Science In Action

When Tom Houle graduated from high school in Wells, Maine, he had no idea he would end up in law enforcement in northern New York. What he did know was he liked mechanics and wanted to work on airplanes — helicopters specifically — and the quickest path to his dream was the United States Air Force. The summer after graduation, he enlisted, served four years as a B-52 H Bomber Crew Chief and during that time realized his interests went beyond helicopter mechanics. He earned a Bachelor’s degree in Aerospace Engineering from Riddle Aeronautical University and then found work with the Naval Surface Warfare Center at Indian Head, Maryland which operated as the Department of Defense Energetics Center. His job was to test the consistency and reliability of energetic matter. In layman’s terms he tested bombs on rockets to see if they would go off when they were supposed to.

While Houle enjoyed being of service to his country, he found the environment isolating and began to look for something different and closer to home. It was at that time that the New York State Police posted a date for its admission exam. Houle wasted no time signing up and was accepted. During his training, members of the Collision Reconstruction Unit (CRU) came to a class to demonstrate what their work was like. That was when he knew he had found his niche. “I went right up to the investigators after their demonstration and asked how I could go about working for them,” Houle enthused. “I liked the idea of studying unusual events and figuring them out.”

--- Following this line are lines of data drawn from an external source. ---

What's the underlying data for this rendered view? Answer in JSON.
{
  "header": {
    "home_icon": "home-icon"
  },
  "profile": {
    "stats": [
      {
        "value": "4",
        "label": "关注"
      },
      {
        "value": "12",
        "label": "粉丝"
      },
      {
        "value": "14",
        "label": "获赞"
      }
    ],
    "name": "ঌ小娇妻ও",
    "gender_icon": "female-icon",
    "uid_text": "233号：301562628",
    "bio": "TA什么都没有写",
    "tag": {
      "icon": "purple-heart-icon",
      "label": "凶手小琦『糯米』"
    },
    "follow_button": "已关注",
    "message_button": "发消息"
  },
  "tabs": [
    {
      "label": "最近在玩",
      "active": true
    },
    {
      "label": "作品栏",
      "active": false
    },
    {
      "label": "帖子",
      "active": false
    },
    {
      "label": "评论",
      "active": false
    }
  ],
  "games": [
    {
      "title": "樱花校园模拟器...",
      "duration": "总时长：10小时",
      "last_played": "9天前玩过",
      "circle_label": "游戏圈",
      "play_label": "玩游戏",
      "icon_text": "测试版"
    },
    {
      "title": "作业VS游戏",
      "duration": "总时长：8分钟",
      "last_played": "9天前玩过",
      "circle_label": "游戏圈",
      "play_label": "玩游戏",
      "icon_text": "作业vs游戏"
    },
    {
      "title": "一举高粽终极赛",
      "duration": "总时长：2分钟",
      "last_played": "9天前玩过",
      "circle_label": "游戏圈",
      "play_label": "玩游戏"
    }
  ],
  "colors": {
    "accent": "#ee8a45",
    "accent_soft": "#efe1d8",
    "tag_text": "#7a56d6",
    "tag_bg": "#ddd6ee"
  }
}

It wasn’t long before newly sworn in Trooper Houle was assigned to the Collision Reconstruction Unit in the Forensic Investigation Division of Troop B which covers the North Country. Members of the unit are dispatched to any serious personal injury accident, any accident — vehicle or otherwise — with death resulting and any major crime within the jurisdiction. “The individuals involved in an incident might be able to say what happened but sometimes, as a result of trauma, they don’t remember. At other times, they are deceased. It’s my job to speak for them.”

Being detail oriented is a crucial part of Houle’s job as he works to identify, collect and analyze evidence using a variety of tools such as photographs, accelerometers, laser scanners, surveying equipment, and drones. He might even stage a collision to learn or confirm suspicions. “It’s my job to fill in the blanks and find the answers to questions about how an incident happened,” he said.

In this complicated process Houle doesn’t work alone. When he is the lead investigator he is responsible for the report and is charged with analyzing a situation and concluding with scientific certainty exactly what transpired. Once his report is complete, he submits it for peer review. At that point one of his colleagues suspends Houle’s findings and walks through the entire investigation. If they don’t come to the same conclusion they review the report until their conclusions match. Only with peer approval does the report go to the Collision Reconstruction Unit (CRU) supervisor for review and approval.

Houle’s initial training and his ongoing education allows him to give expert testimony in criminal and civil courts and his reports are taken as evidentiary. “That’s impactful, because the testimony we are allowed to give can go beyond merely direct knowledge testimony,” he stated.

As I concluded my interview with Tom Houle he explained, “I have always enjoyed helping people and have sought out opportunities to do that. I get to use the scientific concepts that interest me every day. I hope my children are able to find a career and an education as fulfilling as I find mine.”